(WORK REQUEST): Report how many lines in the entries below hold the word "JSON". Your answer is that number alone.

================================

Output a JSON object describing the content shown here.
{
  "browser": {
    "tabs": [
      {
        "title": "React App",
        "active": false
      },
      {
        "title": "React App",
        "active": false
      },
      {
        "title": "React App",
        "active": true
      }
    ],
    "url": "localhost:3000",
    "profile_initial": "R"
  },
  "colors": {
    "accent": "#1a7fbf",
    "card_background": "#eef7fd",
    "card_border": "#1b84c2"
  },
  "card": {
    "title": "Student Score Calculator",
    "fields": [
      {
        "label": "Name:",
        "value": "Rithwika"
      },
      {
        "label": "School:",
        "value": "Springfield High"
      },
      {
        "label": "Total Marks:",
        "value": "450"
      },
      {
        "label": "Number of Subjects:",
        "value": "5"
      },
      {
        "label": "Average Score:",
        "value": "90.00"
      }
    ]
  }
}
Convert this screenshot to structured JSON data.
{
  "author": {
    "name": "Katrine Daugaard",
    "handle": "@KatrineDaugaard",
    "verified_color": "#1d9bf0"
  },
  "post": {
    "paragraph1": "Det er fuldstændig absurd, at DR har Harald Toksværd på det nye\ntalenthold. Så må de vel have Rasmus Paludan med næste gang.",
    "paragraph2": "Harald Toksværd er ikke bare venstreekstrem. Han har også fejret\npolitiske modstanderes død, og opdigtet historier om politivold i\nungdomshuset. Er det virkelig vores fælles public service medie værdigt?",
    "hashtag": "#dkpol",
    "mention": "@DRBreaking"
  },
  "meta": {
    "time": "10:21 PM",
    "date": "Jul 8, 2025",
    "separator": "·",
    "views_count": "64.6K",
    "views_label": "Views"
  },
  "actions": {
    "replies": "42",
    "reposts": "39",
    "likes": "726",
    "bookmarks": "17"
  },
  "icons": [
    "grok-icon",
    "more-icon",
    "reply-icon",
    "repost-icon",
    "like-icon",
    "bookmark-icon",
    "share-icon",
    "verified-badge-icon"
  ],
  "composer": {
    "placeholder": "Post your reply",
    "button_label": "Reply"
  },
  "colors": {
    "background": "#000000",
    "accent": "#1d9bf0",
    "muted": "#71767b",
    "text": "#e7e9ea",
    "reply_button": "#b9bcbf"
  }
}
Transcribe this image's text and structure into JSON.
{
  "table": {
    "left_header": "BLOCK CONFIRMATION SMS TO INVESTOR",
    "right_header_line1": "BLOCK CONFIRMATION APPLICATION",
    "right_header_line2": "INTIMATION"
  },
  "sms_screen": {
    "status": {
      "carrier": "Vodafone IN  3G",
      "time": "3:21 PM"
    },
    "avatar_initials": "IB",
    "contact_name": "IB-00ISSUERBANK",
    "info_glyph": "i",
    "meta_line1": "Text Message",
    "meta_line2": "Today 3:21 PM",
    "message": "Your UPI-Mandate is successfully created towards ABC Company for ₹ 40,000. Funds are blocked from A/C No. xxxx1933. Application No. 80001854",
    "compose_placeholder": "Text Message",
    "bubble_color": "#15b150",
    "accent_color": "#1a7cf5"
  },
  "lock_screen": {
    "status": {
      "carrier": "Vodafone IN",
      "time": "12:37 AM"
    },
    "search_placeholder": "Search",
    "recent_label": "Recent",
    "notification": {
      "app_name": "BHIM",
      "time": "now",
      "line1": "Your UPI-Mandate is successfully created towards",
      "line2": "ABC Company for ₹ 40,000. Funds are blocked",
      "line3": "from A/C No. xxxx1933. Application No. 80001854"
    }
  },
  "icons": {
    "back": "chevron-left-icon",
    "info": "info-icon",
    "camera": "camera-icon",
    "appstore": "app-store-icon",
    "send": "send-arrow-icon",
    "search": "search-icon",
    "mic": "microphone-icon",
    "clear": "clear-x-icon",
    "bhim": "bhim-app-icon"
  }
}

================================

(ANSWER TO THE PROBLEM): 3